Some of the reasons pinch valves are growing in popularity in water and wastewater are due to their robust design, limited maintenance requirements, reliability, accurate flow control and ease of maintenance.
For control purposes, a pinch valve has a linear flow control curve within its optimal control range. The rubber sleeve can be manufactured to the optimal internal size to provide accurate and repeatable flow control. In North America, most pinch valves for control include an electric actuator with a 4 to 20 milliampere signal to control the flow. Also, when fully closed, a pinch valve provides 100% tight shut-off that is better than the American National Standards Institute (ANSI) class VI shut-off.

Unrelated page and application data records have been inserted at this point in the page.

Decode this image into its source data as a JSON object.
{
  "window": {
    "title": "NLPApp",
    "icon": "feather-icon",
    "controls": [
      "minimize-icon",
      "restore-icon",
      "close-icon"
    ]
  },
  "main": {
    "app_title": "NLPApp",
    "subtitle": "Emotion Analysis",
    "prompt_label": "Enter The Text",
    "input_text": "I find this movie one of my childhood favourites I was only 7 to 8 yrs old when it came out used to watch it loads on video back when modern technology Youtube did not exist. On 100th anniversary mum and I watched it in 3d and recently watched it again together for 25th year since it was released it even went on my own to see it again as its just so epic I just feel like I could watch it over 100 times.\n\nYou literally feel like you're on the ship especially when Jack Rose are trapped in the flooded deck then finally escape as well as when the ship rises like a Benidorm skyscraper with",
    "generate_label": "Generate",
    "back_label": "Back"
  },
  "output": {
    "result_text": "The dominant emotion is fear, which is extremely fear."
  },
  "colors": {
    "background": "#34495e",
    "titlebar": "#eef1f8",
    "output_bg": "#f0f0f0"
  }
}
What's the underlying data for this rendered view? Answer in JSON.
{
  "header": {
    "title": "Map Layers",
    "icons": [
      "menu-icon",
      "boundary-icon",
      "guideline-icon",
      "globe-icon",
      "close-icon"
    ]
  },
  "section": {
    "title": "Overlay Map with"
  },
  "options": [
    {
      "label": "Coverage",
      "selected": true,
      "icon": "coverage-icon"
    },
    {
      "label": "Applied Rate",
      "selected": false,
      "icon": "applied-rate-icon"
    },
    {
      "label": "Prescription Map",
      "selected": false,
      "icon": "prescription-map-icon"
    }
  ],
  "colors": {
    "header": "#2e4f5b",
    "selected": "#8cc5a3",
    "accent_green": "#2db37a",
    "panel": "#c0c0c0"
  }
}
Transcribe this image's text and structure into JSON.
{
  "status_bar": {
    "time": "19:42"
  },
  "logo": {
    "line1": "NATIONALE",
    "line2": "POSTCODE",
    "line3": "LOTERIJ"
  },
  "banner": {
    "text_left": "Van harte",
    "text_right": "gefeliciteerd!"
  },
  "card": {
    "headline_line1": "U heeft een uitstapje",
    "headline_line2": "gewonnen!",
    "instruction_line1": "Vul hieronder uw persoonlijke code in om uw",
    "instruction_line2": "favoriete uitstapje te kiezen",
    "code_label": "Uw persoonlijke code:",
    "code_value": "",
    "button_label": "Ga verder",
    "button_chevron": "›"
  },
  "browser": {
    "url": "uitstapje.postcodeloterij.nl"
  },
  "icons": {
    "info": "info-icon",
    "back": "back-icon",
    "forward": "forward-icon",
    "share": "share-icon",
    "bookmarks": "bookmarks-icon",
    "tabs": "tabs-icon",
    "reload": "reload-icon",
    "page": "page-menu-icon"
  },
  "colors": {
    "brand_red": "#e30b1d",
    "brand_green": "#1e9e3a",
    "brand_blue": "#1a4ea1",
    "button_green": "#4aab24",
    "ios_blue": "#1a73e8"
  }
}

Plug valves, sluice gates and knife gates are utilized widely in water and wastewater. However, these valves have disadvantages to pinch valves. Knife gates, for instance, may have tight shut-off when new, but over time, they may only provide ANSI class IV shut-off. Both knife gates and plug valves need to be exercised, or opened and closed periodically, to keep them from seizing. A high-quality pinch valve with an enclosed and sealed screw mechanism does not require this periodic opening and closing to remain functional. The pinch valve will remain easy to operate whether it has a hand wheel, mechanical gear or electric actuator every time. The enclosed screw mechanism and dual pinch from top and bottom is vital to the ease of operation and longevity of the rubber sleeve. Not all pinch valves have these two features.
Extreme Valve Flow Coefficient (Cv)
In addition to the above advantages, the pinch valve has the highest Cv when full port. There is virtually no head loss in a pinch valve compared to plug valves and knife gate valves. In Image 1, it can be seen that even a 10-inch full port plug valve has a maximum Cv of 4,540. A full port dual pinching pinch valve has a full open Cv of 9,713, which is more than double that of a full port plug valve. The pinch valve in the open position has more than double the Cv compared to the plug valve and does not waste pumping energy or gravity flow losses.
Self-Cleaning for Extreme Services
Pinch valves also have various rubber materials that can handle both abrasive and corrosive mediums. For instance,
some pinch valves have been in service on sodium hypochlorite for more than 20 years without any maintenance or downtime. Pinch valves are capable of shutting off 100% tight on grit chambers, primary sludge, secondary sludge, lime slurry or milk of lime, clarifier isolation, ferric chloride and many other chemicals and slurries.
Lime slurry pinch valves are the most attractive valve of choice. Lime does not dissolve in solution but is rather a suspended solid. Valves that have any pockets or cavities will slowly become filled with lime particles. Those particles will accumulate and harden over time, making the valve inoperable or hard to operate.
The seats of the valves will often become damaged to the scaling that occurs on the inner surfaces. A pinch valve is self-cleaning if the valve is a dual pinch design. Lime slurry scale may build on the inner rubber sleeve, but when the valve starts to close, the rubber is flexed. This flexing starts to flake the scale build up. As the rubber sleeve closes further, the velocity through the valve increases and this increased velocity helps to flush the flaked lime particles downstream. The pinch valve is one of the only self-cleaning valves in the industry.
Peristaltic Pumps: Similar to Pinch Valves
Peristaltic pumps are the fastest growing positive displacement style of pump. Like the pinch valve, a peristaltic pump typically has one wear component. The rubber hose in the pump is replaced easily and is typically the only component that requires replacement at maintenance.
Peristaltic pumps are ideal for suction lift applications. High solids up to 80% are fully reversible and produce accurate flow control in applications, such as clarifier discharge. Small metering peristaltic pumps are heavily utilized for sodium hypochlorite, lime, ferric chloride, alum and other chemicals and slurries. Metering peristaltic pumps utilize engineered plastic tubing instead of rubber hoses. Metering peristaltic pumps are capable of 5000:1 turndown, have National Electrical Manufacturers Association (NEMA) 4X enclosures, take a 4 to 20 mA pulse or 0 to 10 volts direct current (VDC) signal for control. These types of pumps will never vapor lock like diaphragm pumps and will never cavitate either.
A common trend in water and wastewater are packaged pump systems or skids. The idea behind these systems is all complementary auxiliaries are on the skid in a protected environment. The skid can be spill containment as well. These systems are plug and play for the contractor or plant. Connect the power and piping, and the system is ready to go. A typical packaged pump system may have pulsation dampening, safety shut-off valves, pressure relief valves, gauges and a calibration column.